Saturday, April 19, 2008

Spiritualists fear being asked to prove in court that they can heal people, see into the future or talk to the dead

Eenie meenie chili beanie . . . spiritualists are in a big tizzy over new laws in Europe that will hold them accountable for fraudulently taking people's money. But how is this any different than people giving money to churches and talking to a god that cannot be proven to exist? People blow their money on all kinds of crazy things. People believe all sorts of crazy things. If it comes down to making psychics, spiritualists, and mediums to prove they can speak to dead people, see into the future and cure people, then the next "frauds"in line to protect the public from are Christianity, Islam and all other religions where talking to an imaginary sky boss, talking to dead people, claims to cure sick and injured, and prophesying the future.

I speak out against crazy beliefs, but should we start taking away peoples' rights to participate in such activities forcibly by law? As much as I would love to see a rational and secular world, I am just not sure if this is the right way to go about it. Obviously, if spiritualists do such a booming business, it is just giving the public something that it wants to pay for.

What is your opinion?

Psychics see big trouble over new laws

LONDON (Reuters) - Fortune-tellers, mediums and spiritual healers marched on the home of the British prime minister at Downing Street on Friday to protest against new laws they fear will lead to them being "persecuted and prosecuted."

Organizers say that replacing the Fraudulent Mediums Act of 1951 with new consumer protection rules will remove key legal protection for "genuine" mediums.

They think skeptics might bring malicious prosecutions to force spiritualists to prove in court that they can heal people, see into the future or talk to the dead.

Psychics also fear they will have to give disclaimers describing their services as entertainment or as scientific experiments with unpredictable results.

"If I'm giving a healing to someone, I don't want to have to stand there and say I don't believe in what I'm doing," said Carole McEntee-Taylor, a healer who co-founded the Spiritual Workers Association.

The group delivered a petition with 5,000 names to the prime minister's office, although Gordon Brown is away in the United States.

With the changes expected to come into force next month, spiritualists have faced a barrage of headlines gleefully suggesting that they should have seen it coming


"By repealing the Act, the onus will go round the other way and we will have to prove we are genuine," McEntee-Taylor told Reuters. "No other religion has to do that."



Anonymous said...
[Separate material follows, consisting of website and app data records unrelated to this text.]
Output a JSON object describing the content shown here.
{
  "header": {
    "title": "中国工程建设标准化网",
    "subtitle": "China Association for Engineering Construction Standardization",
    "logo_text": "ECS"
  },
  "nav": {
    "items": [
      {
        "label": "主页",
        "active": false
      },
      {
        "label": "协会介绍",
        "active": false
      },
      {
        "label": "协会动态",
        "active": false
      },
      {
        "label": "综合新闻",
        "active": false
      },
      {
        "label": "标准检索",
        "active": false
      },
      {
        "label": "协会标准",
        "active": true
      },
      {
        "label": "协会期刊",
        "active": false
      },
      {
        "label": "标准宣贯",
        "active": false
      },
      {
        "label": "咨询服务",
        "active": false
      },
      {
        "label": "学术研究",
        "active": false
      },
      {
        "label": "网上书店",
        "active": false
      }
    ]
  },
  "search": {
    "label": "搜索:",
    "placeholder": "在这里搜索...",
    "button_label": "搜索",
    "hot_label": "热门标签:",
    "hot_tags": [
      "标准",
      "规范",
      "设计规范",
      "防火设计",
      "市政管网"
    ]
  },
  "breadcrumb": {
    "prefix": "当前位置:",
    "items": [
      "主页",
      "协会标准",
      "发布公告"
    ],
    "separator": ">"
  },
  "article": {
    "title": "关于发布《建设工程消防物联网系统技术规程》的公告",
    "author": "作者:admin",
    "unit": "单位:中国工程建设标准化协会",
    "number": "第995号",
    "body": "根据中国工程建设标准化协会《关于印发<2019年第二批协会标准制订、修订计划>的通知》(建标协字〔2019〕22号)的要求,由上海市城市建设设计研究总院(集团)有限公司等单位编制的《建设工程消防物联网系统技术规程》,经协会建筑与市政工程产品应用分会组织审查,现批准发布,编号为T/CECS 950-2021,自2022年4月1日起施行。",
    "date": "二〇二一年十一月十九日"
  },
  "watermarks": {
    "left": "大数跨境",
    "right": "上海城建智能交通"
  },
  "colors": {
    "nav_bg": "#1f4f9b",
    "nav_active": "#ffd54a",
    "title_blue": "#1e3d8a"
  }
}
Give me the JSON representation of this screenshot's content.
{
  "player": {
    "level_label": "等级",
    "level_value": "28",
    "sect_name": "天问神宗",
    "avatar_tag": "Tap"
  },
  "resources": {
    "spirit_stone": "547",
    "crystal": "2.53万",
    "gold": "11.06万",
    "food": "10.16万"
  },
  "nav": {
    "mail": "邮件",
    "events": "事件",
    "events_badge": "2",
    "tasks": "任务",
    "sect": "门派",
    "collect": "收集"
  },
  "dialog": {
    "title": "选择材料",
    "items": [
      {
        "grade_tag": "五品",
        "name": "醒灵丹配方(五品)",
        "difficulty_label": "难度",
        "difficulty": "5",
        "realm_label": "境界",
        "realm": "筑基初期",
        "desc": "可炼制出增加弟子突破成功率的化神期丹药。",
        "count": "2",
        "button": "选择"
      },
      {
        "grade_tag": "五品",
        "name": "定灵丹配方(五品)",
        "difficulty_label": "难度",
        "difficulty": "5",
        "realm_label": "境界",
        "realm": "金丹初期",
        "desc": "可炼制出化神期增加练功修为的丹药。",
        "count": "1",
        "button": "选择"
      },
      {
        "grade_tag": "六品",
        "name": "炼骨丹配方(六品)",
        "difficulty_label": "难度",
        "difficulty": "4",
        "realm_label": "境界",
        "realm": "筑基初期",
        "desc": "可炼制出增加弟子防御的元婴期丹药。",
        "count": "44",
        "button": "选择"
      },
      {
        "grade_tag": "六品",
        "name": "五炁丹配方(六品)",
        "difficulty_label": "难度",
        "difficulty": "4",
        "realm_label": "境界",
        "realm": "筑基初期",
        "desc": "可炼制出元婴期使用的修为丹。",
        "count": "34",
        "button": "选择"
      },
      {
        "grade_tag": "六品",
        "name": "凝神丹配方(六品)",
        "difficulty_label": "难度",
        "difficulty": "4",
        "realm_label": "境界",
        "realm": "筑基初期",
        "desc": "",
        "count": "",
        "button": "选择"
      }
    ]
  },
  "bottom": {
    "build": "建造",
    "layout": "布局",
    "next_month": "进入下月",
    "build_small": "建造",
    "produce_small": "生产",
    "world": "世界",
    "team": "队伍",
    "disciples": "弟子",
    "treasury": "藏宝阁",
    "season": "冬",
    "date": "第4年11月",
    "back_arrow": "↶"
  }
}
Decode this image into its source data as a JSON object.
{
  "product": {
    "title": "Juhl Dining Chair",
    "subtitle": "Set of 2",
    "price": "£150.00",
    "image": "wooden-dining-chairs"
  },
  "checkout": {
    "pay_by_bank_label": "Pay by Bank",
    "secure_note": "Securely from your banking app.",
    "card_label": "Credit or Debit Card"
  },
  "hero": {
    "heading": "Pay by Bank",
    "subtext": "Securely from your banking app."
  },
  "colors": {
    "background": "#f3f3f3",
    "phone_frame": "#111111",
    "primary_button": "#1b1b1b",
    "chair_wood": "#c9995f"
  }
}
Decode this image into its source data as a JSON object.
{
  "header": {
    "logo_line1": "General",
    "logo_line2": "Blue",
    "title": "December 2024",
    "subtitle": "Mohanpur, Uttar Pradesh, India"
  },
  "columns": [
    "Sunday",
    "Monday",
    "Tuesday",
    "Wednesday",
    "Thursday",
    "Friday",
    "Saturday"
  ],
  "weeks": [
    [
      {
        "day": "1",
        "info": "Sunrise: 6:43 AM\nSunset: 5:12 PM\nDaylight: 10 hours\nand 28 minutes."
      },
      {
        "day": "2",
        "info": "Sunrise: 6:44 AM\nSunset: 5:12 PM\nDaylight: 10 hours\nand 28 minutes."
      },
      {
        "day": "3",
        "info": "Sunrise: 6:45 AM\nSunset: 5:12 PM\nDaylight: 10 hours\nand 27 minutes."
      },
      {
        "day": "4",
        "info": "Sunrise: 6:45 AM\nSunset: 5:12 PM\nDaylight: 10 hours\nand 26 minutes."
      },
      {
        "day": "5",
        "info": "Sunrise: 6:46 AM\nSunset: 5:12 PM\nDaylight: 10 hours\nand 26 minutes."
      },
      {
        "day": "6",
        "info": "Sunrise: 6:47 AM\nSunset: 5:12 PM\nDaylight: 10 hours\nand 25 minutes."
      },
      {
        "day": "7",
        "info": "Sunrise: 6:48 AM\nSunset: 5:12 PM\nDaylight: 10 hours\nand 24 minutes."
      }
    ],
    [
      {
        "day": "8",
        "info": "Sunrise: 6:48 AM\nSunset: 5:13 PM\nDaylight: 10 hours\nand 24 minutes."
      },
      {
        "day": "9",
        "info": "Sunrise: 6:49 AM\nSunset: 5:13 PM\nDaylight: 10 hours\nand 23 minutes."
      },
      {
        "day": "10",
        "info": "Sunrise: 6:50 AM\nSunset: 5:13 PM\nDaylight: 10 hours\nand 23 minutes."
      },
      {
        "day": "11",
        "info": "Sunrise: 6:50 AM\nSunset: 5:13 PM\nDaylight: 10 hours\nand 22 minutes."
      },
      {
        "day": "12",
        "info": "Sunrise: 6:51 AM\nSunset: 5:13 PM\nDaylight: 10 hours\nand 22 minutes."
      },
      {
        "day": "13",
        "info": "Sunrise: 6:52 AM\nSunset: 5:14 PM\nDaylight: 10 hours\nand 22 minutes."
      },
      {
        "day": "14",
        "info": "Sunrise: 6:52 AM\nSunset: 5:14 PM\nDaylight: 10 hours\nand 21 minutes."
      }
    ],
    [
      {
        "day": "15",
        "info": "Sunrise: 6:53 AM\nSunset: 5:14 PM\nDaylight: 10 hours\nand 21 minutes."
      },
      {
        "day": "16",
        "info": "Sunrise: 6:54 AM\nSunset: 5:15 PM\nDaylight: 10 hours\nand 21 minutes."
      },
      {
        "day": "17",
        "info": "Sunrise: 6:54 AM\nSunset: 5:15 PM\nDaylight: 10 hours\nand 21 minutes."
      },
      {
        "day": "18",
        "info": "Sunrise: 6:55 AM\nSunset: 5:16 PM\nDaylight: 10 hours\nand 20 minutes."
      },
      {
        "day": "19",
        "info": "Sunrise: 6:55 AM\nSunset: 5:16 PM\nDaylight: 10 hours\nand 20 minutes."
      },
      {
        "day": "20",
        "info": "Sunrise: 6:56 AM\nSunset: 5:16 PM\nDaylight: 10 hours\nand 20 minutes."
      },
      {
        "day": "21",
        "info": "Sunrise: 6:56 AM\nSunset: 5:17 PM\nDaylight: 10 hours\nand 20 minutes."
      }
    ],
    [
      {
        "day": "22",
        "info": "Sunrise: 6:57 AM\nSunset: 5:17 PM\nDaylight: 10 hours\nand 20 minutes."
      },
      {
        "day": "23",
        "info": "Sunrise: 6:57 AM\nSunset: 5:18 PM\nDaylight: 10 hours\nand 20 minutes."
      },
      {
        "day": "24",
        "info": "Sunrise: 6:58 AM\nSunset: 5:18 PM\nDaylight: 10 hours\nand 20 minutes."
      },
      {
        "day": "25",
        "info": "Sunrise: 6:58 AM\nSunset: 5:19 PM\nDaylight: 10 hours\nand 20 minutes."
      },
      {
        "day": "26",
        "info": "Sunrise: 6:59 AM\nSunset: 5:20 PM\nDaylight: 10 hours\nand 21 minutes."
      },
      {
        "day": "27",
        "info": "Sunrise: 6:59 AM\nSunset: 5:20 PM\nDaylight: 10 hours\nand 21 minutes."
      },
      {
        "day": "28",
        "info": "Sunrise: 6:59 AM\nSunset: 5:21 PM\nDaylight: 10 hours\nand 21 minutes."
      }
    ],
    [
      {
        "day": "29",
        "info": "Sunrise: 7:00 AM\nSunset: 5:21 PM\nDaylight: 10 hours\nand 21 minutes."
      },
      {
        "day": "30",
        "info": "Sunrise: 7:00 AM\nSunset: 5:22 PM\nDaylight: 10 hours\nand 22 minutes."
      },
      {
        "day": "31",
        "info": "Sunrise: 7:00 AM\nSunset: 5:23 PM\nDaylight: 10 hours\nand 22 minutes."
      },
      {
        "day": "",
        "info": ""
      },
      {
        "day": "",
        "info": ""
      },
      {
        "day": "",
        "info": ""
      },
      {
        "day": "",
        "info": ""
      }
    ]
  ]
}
I'm with you on that one, Stardust.
Though I'd like to see a secular world where the xtians and muslims actually represent a very small portion of the world, I don't think legislating them or their actions is the way to go. If the rubes want to believe that the dead can talk thru the mediums, or that psychics can see the future, then let them spend their money!

It IS funny, however, when xtians are confronted with said mediums and psychics, they laugh at the very idea. Wish they would look at themselves in the mirror.

BTW, I've come to the sad conclusion that we will never really get to that wonderful point when the religious people are actually in the minority. But we can dream, right?

Stardust said...

Is anyone else having trouble getting into the GifS site or is it just me?